### TASK DATA ###
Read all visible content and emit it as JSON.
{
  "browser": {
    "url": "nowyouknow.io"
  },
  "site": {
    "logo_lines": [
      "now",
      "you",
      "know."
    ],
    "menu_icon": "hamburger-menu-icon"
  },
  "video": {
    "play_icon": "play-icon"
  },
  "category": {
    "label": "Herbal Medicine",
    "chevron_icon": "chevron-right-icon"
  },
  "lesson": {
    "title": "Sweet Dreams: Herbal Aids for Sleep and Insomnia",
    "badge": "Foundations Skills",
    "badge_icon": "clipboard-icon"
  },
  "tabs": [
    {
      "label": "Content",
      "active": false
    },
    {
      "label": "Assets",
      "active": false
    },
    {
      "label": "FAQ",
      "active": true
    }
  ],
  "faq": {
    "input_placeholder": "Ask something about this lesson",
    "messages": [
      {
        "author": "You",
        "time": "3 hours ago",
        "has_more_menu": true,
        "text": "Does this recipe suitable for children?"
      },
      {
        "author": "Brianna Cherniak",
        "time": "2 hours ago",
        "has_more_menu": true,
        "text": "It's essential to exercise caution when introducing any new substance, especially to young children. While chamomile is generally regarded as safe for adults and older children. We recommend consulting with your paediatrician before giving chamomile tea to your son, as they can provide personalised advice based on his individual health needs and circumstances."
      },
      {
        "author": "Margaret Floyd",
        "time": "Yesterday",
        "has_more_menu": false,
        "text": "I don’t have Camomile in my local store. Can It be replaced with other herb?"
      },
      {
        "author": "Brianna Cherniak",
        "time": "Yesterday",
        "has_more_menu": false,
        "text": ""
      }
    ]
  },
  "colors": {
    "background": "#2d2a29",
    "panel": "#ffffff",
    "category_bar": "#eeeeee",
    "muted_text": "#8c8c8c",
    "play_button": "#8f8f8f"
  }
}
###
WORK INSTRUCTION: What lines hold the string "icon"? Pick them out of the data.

WRITTEN ANSWER:
    "menu_icon": "hamburger-menu-icon"
    "play_icon": "play-icon"
    "chevron_icon": "chevron-right-icon"
    "badge_icon": "clipboard-icon"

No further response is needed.